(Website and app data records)

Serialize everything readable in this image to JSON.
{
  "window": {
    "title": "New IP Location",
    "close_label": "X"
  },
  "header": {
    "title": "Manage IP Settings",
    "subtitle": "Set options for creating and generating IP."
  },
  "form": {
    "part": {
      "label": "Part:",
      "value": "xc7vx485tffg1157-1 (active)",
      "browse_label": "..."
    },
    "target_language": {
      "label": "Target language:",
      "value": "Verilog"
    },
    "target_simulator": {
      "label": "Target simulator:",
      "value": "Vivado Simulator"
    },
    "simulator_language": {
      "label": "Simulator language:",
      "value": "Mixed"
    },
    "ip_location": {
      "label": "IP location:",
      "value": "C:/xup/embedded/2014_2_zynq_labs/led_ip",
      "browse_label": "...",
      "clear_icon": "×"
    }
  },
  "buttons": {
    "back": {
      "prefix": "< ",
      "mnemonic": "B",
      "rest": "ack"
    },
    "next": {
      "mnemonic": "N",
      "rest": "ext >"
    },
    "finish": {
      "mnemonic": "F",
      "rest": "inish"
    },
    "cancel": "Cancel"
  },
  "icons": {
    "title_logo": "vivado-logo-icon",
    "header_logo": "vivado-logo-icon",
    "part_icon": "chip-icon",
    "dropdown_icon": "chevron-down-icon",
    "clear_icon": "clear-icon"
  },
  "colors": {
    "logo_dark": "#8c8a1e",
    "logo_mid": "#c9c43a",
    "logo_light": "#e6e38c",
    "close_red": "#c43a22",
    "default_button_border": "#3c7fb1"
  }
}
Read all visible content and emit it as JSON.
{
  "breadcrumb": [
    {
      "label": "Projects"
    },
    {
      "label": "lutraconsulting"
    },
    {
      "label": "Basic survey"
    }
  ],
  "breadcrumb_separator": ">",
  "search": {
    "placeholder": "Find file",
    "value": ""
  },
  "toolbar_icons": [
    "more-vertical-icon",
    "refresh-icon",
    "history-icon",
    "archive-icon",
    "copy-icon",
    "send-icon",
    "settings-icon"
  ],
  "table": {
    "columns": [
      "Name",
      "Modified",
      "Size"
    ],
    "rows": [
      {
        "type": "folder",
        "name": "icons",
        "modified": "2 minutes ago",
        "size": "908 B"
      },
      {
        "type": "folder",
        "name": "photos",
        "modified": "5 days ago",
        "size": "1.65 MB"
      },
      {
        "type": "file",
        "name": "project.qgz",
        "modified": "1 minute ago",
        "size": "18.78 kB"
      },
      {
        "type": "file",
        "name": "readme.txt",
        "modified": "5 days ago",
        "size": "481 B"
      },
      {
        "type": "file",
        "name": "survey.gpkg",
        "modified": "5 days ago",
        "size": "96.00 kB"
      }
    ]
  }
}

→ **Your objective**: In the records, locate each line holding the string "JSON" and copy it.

→ **Reply**:
Serialize everything readable in this image to JSON.
Read all visible content and emit it as JSON.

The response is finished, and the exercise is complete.